» **TASK INSTRUCTIONS**: Each record is to be repeated exactly as it stands below.

» **Items listed in a dataset**:

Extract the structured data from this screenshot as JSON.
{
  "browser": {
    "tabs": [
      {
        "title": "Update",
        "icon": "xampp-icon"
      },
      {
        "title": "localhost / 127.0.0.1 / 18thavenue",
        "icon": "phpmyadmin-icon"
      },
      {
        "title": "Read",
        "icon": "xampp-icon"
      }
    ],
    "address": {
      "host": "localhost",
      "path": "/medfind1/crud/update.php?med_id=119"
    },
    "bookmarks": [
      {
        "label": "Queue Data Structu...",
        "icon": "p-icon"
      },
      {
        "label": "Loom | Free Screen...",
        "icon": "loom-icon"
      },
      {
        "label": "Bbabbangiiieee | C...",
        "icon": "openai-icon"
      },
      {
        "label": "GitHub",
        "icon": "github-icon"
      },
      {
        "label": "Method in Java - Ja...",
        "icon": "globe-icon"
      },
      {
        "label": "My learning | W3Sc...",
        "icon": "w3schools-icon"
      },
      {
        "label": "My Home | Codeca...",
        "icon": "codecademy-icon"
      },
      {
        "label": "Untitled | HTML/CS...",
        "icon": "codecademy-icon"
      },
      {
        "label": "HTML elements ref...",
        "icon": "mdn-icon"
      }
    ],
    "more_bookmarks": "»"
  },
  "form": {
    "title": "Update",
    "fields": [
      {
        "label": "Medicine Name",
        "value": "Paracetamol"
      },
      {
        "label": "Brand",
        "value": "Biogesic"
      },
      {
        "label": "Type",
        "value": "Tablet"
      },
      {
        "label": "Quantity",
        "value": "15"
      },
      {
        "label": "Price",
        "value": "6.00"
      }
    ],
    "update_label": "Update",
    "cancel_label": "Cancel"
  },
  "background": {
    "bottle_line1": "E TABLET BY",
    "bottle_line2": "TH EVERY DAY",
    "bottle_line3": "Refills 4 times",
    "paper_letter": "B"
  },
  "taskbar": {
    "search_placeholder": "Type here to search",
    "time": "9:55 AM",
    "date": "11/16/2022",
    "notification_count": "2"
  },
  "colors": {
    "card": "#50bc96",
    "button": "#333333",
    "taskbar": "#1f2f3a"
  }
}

» **ANSWER TO THE EXERCISE**:
Extract the structured data from this screenshot as JSON.
{
  "browser": {
    "tabs": [
      {
        "title": "Update",
        "icon": "xampp-icon"
      },
      {
        "title": "localhost / 127.0.0.1 / 18thavenue",
        "icon": "phpmyadmin-icon"
      },
      {
        "title": "Read",
        "icon": "xampp-icon"
      }
    ],
    "address": {
      "host": "localhost",
      "path": "/medfind1/crud/update.php?med_id=119"
    },
    "bookmarks": [
      {
        "label": "Queue Data Structu...",
        "icon": "p-icon"
      },
      {
        "label": "Loom | Free Screen...",
        "icon": "loom-icon"
      },
      {
        "label": "Bbabbangiiieee | C...",
        "icon": "openai-icon"
      },
      {
        "label": "GitHub",
        "icon": "github-icon"
      },
      {
        "label": "Method in Java - Ja...",
        "icon": "globe-icon"
      },
      {
        "label": "My learning | W3Sc...",
        "icon": "w3schools-icon"
      },
      {
        "label": "My Home | Codeca...",
        "icon": "codecademy-icon"
      },
      {
        "label": "Untitled | HTML/CS...",
        "icon": "codecademy-icon"
      },
      {
        "label": "HTML elements ref...",
        "icon": "mdn-icon"
      }
    ],
    "more_bookmarks": "»"
  },
  "form": {
    "title": "Update",
    "fields": [
      {
        "label": "Medicine Name",
        "value": "Paracetamol"
      },
      {
        "label": "Brand",
        "value": "Biogesic"
      },
      {
        "label": "Type",
        "value": "Tablet"
      },
      {
        "label": "Quantity",
        "value": "15"
      },
      {
        "label": "Price",
        "value": "6.00"
      }
    ],
    "update_label": "Update",
    "cancel_label": "Cancel"
  },
  "background": {
    "bottle_line1": "E TABLET BY",
    "bottle_line2": "TH EVERY DAY",
    "bottle_line3": "Refills 4 times",
    "paper_letter": "B"
  },
  "taskbar": {
    "search_placeholder": "Type here to search",
    "time": "9:55 AM",
    "date": "11/16/2022",
    "notification_count": "2"
  },
  "colors": {
    "card": "#50bc96",
    "button": "#333333",
    "taskbar": "#1f2f3a"
  }
}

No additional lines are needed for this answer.